Noting that the state has often led the nation in passing progressive reforms, such as legalizing same-sex marriage, Ocasio-Cortez urged Pressley’s supporters to keep pushing for change.

“They know that you’re fighting for a better world,” she said. “It’s not easy being the tip of the spear, and Boston and Roxbury — y’all are the tip of the spear in this country in many ways. And they want to blunt that so bad, because what happens if we actually construct a world where we tax the rich, where we distribute things equitably?”

The fight for the ballot questions Ocasio-Cortez alluded to — both of which poll favorably with voters — will likely be a closer contest than Pressley’s re-election will be. In the race for the 7th Congressional District, Pressley is facing Trump supporter Donnie Palmer, a Dorchester boxer who made headlines most recently for his involvement in a brawl outside of the Somerville Theatre where the Squad rallied for Pressley. Palmer, who has a balance of $00.0 in his campaign account, according to the most recent filing with the Office of Campaign and Public Finance, won the Republican nomination in September with 4,657 votes versus 114 write-in votes. Pressley won the Democratic nomination with 69,227 votes versus 893 write-ins.

Pressley’s supporters say that even with token opposition, she still needs a respectable showing at the ballot box.

“If she’s not getting the numbers, it’s a disappointment,” said volunteer Mikey Myles, a Roslindale resident who showed up Saturday to canvass. “She says ‘Change can’t wait.’ [But] she can’t change things by herself.”

During her nearly four years in office, Pressley has prioritized issues including criminal justice reform, immigrant rights, equitable distribution of COVID relief funds and other progressive causes. She told her supporters she needs their support to continue such advocacy.

“I thank you for the role that you are playing in ushering in what we all believe in and seek — to make real a politics not of transaction, but of transformation, where we can usher in a world where people’s lives are defined by joy and possibility, and not by trauma, hardship and oppression.”

Minnesota Congresswoman Ilhan Omar addresses political activists at Marcella Park. Banner photo

In addition to stops in Roxbury and Somerville, Pressley took her congressional colleagues to the Cambridge restaurant La Fábrica. Omar noted that on a past visit to the district, Pressley took her and other Black Caucus members to meetings with inmates in a state prison, with entrepreneurs working in the community and with a group of young girls interested in public policy.
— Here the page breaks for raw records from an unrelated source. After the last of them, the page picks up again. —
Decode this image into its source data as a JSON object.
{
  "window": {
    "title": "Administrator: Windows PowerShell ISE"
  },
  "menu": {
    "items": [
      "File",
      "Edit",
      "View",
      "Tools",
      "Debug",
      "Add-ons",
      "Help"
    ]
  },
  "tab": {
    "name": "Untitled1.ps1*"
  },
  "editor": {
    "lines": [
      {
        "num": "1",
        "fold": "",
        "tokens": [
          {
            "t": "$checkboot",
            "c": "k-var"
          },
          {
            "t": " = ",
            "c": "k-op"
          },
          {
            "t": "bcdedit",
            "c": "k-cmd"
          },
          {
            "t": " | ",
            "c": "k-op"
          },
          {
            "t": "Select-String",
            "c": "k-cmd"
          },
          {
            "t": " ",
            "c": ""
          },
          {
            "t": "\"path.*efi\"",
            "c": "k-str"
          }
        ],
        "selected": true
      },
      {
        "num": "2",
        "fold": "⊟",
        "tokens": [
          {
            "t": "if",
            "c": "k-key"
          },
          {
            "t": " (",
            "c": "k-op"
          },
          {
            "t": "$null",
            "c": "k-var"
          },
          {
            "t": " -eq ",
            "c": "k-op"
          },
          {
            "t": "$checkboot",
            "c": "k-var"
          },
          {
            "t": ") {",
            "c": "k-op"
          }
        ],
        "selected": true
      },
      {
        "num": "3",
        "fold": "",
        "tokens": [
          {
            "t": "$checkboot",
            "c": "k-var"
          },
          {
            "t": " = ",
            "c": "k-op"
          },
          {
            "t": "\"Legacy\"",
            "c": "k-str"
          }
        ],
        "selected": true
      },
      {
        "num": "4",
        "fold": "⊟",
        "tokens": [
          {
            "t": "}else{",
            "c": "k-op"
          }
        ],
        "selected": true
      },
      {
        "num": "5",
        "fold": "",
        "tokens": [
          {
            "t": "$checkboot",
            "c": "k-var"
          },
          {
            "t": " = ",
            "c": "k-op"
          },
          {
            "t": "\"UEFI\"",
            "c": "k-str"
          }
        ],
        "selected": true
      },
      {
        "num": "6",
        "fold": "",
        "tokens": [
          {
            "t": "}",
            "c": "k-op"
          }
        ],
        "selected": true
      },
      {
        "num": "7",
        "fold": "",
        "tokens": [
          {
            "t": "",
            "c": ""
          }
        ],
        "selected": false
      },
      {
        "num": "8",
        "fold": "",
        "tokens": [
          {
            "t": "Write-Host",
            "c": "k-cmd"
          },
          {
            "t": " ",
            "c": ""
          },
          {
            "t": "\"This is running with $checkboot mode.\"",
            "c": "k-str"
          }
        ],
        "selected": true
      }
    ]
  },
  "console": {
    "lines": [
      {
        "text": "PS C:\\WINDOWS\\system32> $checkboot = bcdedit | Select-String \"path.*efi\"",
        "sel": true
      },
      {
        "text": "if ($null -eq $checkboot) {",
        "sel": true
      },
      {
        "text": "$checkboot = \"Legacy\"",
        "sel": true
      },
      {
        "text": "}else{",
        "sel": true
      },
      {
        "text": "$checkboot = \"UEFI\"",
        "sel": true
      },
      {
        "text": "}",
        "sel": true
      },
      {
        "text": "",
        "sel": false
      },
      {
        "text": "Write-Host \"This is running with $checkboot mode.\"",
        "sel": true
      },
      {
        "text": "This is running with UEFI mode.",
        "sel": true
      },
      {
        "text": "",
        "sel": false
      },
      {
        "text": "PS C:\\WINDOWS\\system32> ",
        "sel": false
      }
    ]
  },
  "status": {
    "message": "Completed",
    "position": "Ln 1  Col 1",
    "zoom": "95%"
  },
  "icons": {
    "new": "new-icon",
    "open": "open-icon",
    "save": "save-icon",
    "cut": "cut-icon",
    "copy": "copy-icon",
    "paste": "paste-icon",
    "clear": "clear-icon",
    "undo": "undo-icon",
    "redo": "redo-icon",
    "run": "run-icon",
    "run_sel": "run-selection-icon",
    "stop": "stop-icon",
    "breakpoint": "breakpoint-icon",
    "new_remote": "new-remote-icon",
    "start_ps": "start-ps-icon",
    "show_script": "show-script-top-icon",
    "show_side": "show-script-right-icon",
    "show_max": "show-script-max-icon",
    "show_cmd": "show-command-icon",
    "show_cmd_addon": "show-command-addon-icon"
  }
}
“I always say in a representative democracy, the people that represent you should have fluency in your day-to-day struggles, so that they can seek to find solutions that will get rid of those struggles,” Omar said. “Having someone whose community-centered policy focus allows for your voices to be translated into positive policy in Washington.”

Pressley said she and other Squad members have been engaged in what she calls “deep canvassing” — engaging communities in conversations about policies including student debt cancellation, unionization and fare-free public transit.

This organizing is working, she said.

“We are more powerful than we realize, and we are winning,” she told the Roxbury gathering. “If that was not true, fare-free transit would not be a part of a national conversation. Climate justice would not be a part of a national conversation. We would not see those advancements.”